In the records below, tally the lines that contain the word "Formats" and give only that number.

Information supplied section start

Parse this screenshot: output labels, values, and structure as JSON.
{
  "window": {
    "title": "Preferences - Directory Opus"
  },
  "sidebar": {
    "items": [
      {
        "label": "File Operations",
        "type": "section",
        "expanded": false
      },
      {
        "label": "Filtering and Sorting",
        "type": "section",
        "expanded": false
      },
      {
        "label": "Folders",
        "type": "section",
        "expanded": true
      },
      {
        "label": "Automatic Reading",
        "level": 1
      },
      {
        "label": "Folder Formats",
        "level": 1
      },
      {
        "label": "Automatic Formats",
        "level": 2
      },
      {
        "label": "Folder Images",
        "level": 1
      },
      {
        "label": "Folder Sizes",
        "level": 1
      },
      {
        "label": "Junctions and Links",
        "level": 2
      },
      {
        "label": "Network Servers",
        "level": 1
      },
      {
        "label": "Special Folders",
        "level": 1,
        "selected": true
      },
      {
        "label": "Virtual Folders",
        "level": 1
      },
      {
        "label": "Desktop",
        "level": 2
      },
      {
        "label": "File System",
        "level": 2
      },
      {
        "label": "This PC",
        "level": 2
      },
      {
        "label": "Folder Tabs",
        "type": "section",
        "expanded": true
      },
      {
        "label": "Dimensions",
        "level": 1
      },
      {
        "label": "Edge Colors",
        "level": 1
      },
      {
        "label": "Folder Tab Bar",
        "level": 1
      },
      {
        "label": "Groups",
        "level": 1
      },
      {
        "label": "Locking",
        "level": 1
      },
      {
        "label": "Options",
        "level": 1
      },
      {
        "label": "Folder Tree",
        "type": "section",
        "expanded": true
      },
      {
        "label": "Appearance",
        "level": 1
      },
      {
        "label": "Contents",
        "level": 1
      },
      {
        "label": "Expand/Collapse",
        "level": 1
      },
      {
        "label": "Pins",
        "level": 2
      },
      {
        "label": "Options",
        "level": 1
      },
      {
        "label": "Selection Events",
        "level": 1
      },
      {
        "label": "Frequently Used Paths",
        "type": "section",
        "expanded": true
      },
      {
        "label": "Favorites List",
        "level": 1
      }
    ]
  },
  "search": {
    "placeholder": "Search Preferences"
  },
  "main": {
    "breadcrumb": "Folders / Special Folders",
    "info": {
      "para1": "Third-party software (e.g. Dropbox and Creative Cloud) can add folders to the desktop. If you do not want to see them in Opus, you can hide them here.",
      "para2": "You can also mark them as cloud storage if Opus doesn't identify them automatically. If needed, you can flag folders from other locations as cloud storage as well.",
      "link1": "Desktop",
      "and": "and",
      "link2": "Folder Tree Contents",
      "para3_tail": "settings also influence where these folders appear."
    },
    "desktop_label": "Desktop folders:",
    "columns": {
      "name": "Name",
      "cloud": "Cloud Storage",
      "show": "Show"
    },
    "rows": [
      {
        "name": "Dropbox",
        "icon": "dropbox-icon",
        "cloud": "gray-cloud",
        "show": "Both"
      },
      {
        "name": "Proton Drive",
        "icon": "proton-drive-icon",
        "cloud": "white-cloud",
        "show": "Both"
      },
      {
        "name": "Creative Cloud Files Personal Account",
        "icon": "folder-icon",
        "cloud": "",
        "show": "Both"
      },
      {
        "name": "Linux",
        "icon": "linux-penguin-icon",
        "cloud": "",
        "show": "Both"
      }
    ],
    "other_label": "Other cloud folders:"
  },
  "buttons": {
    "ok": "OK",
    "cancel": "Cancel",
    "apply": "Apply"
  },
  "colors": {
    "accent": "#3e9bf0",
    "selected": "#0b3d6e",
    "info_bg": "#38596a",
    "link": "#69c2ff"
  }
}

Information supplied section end

## Exercise answer
2